Clinical prediction models for mortality in patients with covid-19: external validation and individual participant data meta-analysis.

de Jong VMT, Rousset RZ, Antonio-Villa NE, Buenen AG, Van Calster B, Bello-Chavolla OY, Brunskill NJ, Curcin V, Damen JAA, Fermín-Martínez CA, Fernández-Chirino L, Ferrari D, Free RC, Gupta RK, Haldar P, Hedberg P, Korang SK, Kurstjens S, Kusters R, Major RW, Maxwell L, Nair R, Naucler P, Nguyen TL, Noursadeghi M, Rosa R, Soares F, Takada T, van Royen FS, van Smeden M, Wynants L, Modrák M, CovidRetro collaboration , Asselbergs FW, Linschoten M, CAPACITY-COVID consortium , Moons KGM, Debray TPA

BMJ 378 (-) e069881 [2022-07-12; online 2022-07-12]

To externally validate various prognostic models and scoring rules for predicting short term mortality in patients admitted to hospital for covid-19. Two stage individual participant data meta-analysis. Secondary and tertiary care. 46 914 patients across 18 countries, admitted to a hospital with polymerase chain reaction confirmed covid-19 from November 2019 to April 2021. Multiple (clustered) cohorts in Brazil, Belgium, China, Czech Republic, Egypt, France, Iran, Israel, Italy, Mexico, Netherlands, Portugal, Russia, Saudi Arabia, Spain, Sweden, United Kingdom, and United States previously identified by a living systematic review of covid-19 prediction models published in The BMJ, and through PROSPERO, reference checking, and expert knowledge. Prognostic models identified by the living systematic review and through contacting experts. A priori models were excluded that had a high risk of bias in the participant domain of PROBAST (prediction model study risk of bias assessment tool) or for which the applicability was deemed poor. Eight prognostic models with diverse predictors were identified and validated. A two stage individual participant data meta-analysis was performed of the estimated model concordance (C) statistic, calibration slope, calibration-in-the-large, and observed to expected ratio (O:E) across the included clusters. 30 day mortality or in-hospital mortality. Datasets included 27 clusters from 18 different countries and contained data on 46 914patients. The pooled estimates ranged from 0.67 to 0.80 (C statistic), 0.22 to 1.22 (calibration slope), and 0.18 to 2.59 (O:E ratio) and were prone to substantial between study heterogeneity. The 4C Mortality Score by Knight et al (pooled C statistic 0.80, 95% confidence interval 0.75 to 0.84, 95% prediction interval 0.72 to 0.86) and clinical model by Wang et al (0.77, 0.73 to 0.80, 0.63 to 0.87) had the highest discriminative ability. On average, 29% fewer deaths were observed than predicted by the 4C Mortality Score (pooled O:E 0.71, 95% confidence interval 0.45 to 1.11, 95% prediction interval 0.21 to 2.39), 35% fewer than predicted by the Wang clinical model (0.65, 0.52 to 0.82, 0.23 to 1.89), and 4% fewer than predicted by Xie et al's model (0.96, 0.59 to 1.55, 0.21 to 4.28). The prognostic value of the included models varied greatly between the data sources. Although the Knight 4C Mortality Score and Wang clinical model appeared most promising, recalibration (intercept and slope updates) is needed before implementation in routine care.
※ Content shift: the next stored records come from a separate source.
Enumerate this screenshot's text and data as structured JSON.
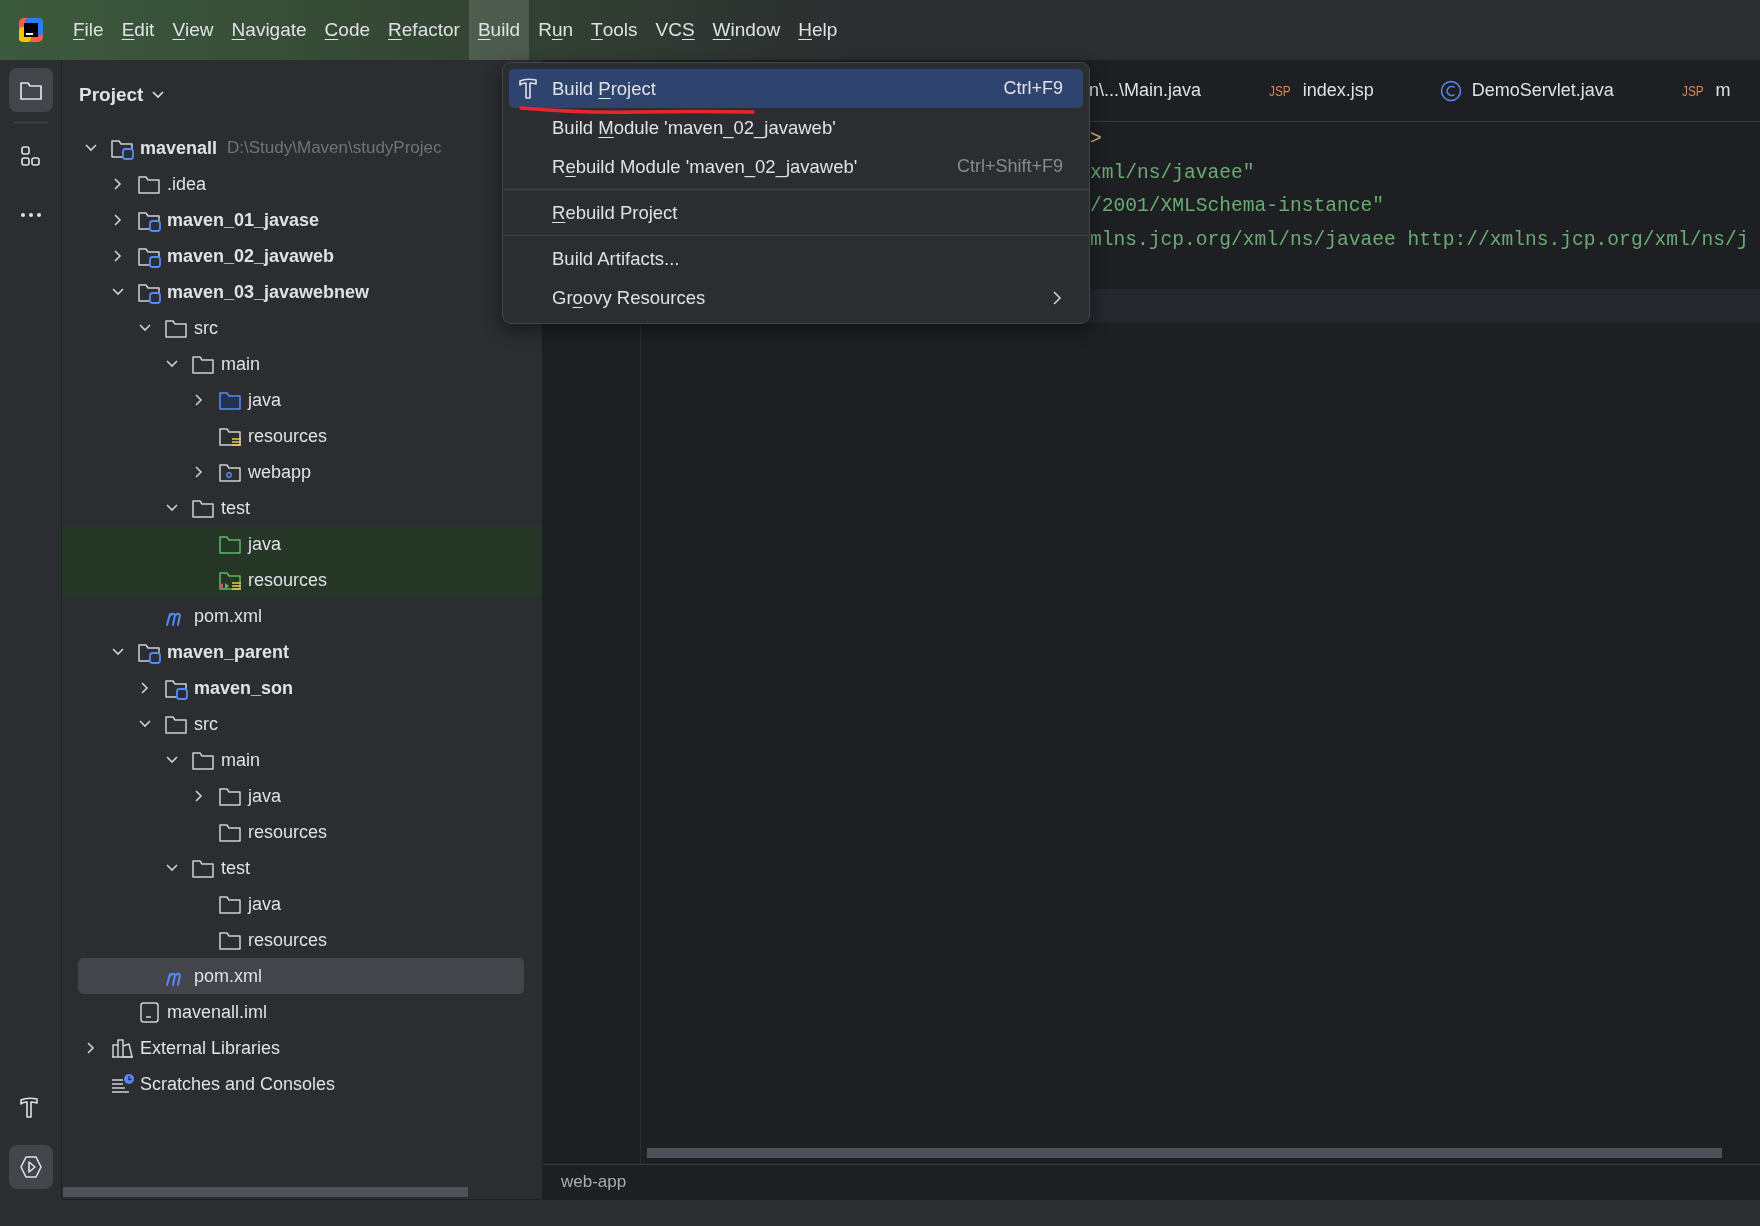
{
  "menu_bar": {
    "items": [
      {
        "key": "F",
        "post": "ile",
        "selected": false
      },
      {
        "key": "E",
        "post": "dit",
        "selected": false
      },
      {
        "key": "V",
        "post": "iew",
        "selected": false
      },
      {
        "key": "N",
        "post": "avigate",
        "selected": false
      },
      {
        "key": "C",
        "post": "ode",
        "selected": false
      },
      {
        "key": "R",
        "post": "efactor",
        "selected": false
      },
      {
        "key": "B",
        "post": "uild",
        "selected": true
      },
      {
        "pre": "R",
        "key": "u",
        "post": "n",
        "selected": false
      },
      {
        "key": "T",
        "post": "ools",
        "selected": false
      },
      {
        "pre": "VC",
        "key": "S",
        "selected": false
      },
      {
        "key": "W",
        "post": "indow",
        "selected": false
      },
      {
        "key": "H",
        "post": "elp",
        "selected": false
      }
    ]
  },
  "tool_strip": {
    "top": [
      {
        "kind": "project",
        "selected": true
      },
      {
        "kind": "structure",
        "selected": false
      },
      {
        "kind": "more",
        "selected": false
      }
    ],
    "bottom": [
      {
        "kind": "build",
        "selected": false
      },
      {
        "kind": "services",
        "selected": true
      }
    ]
  },
  "project_panel": {
    "title": "Project",
    "tree": [
      {
        "label": "mavenall",
        "kind": "module",
        "hint": "D:\\Study\\Maven\\studyProjec",
        "expanded": true,
        "selected": false,
        "children": [
          {
            "label": ".idea",
            "kind": "folder",
            "expanded": false,
            "selected": false
          },
          {
            "label": "maven_01_javase",
            "kind": "module",
            "expanded": false,
            "selected": false
          },
          {
            "label": "maven_02_javaweb",
            "kind": "module",
            "expanded": false,
            "selected": false
          },
          {
            "label": "maven_03_javawebnew",
            "kind": "module",
            "expanded": true,
            "selected": false,
            "children": [
              {
                "label": "src",
                "kind": "folder",
                "expanded": true,
                "selected": false,
                "children": [
                  {
                    "label": "main",
                    "kind": "folder",
                    "expanded": true,
                    "selected": false,
                    "children": [
                      {
                        "label": "java",
                        "kind": "source",
                        "expanded": false,
                        "selected": false
                      },
                      {
                        "label": "resources",
                        "kind": "resources",
                        "selected": false
                      },
                      {
                        "label": "webapp",
                        "kind": "web",
                        "expanded": false,
                        "selected": false
                      }
                    ]
                  },
                  {
                    "label": "test",
                    "kind": "folder",
                    "expanded": true,
                    "selected": false,
                    "children": [
                      {
                        "label": "java",
                        "kind": "test-source",
                        "selected": false
                      },
                      {
                        "label": "resources",
                        "kind": "test-resources",
                        "selected": false
                      }
                    ]
                  }
                ]
              },
              {
                "label": "pom.xml",
                "kind": "maven",
                "selected": false
              }
            ]
          },
          {
            "label": "maven_parent",
            "kind": "module",
            "expanded": true,
            "selected": false,
            "children": [
              {
                "label": "maven_son",
                "kind": "module",
                "expanded": false,
                "selected": false
              },
              {
                "label": "src",
                "kind": "folder",
                "expanded": true,
                "selected": false,
                "children": [
                  {
                    "label": "main",
                    "kind": "folder",
                    "expanded": true,
                    "selected": false,
                    "children": [
                      {
                        "label": "java",
                        "kind": "folder",
                        "expanded": false,
                        "selected": false
                      },
                      {
                        "label": "resources",
                        "kind": "folder",
                        "selected": false
                      }
                    ]
                  },
                  {
                    "label": "test",
                    "kind": "folder",
                    "expanded": true,
                    "selected": false,
                    "children": [
                      {
                        "label": "java",
                        "kind": "folder",
                        "selected": false
                      },
                      {
                        "label": "resources",
                        "kind": "folder",
                        "selected": false
                      }
                    ]
                  }
                ]
              },
              {
                "label": "pom.xml",
                "kind": "maven",
                "selected": true
              }
            ]
          },
          {
            "label": "mavenall.iml",
            "kind": "iml",
            "selected": false
          }
        ]
      },
      {
        "label": "External Libraries",
        "kind": "libraries",
        "expanded": false,
        "selected": false
      },
      {
        "label": "Scratches and Consoles",
        "kind": "scratches",
        "selected": false
      }
    ]
  },
  "editor": {
    "tabs": [
      {
        "kind": "plain",
        "label": "n\\...\\Main.java"
      },
      {
        "kind": "jsp",
        "badge": "JSP",
        "label": "index.jsp"
      },
      {
        "kind": "class",
        "label": "DemoServlet.java"
      },
      {
        "kind": "jsp",
        "badge": "JSP",
        "label": "m"
      }
    ],
    "code_lines": [
      {
        "kind": "tag",
        "text": ">"
      },
      {
        "kind": "string",
        "text": "xml/ns/javaee\""
      },
      {
        "kind": "string",
        "text": "/2001/XMLSchema-instance\""
      },
      {
        "kind": "string",
        "text": "mlns.jcp.org/xml/ns/javaee http://xmlns.jcp.org/xml/ns/j"
      }
    ],
    "breadcrumb": "web-app"
  },
  "build_menu": {
    "items": [
      {
        "kind": "icon-command",
        "pre": "Build ",
        "key": "P",
        "post": "roject",
        "shortcut": "Ctrl+F9",
        "selected": true
      },
      {
        "kind": "command",
        "pre": "Build ",
        "key": "M",
        "post": "odule 'maven_02_javaweb'",
        "selected": false
      },
      {
        "kind": "command",
        "pre": "R",
        "key": "e",
        "post": "build Module 'maven_02_javaweb'",
        "shortcut": "Ctrl+Shift+F9",
        "selected": false
      },
      {
        "kind": "separator"
      },
      {
        "kind": "command",
        "key": "R",
        "post": "ebuild Project",
        "selected": false
      },
      {
        "kind": "separator"
      },
      {
        "kind": "command",
        "pre": "Build Artifacts...",
        "selected": false
      },
      {
        "kind": "submenu",
        "pre": "Gr",
        "key": "o",
        "post": "ovy Resources",
        "selected": false
      }
    ]
  }
}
Category: Health

Type: Journal article

PubMed 35820692

DOI 10.1136/bmj-2021-069881

Crossref 10.1136/bmj-2021-069881

pmc: PMC9273913


Publications 8.0.0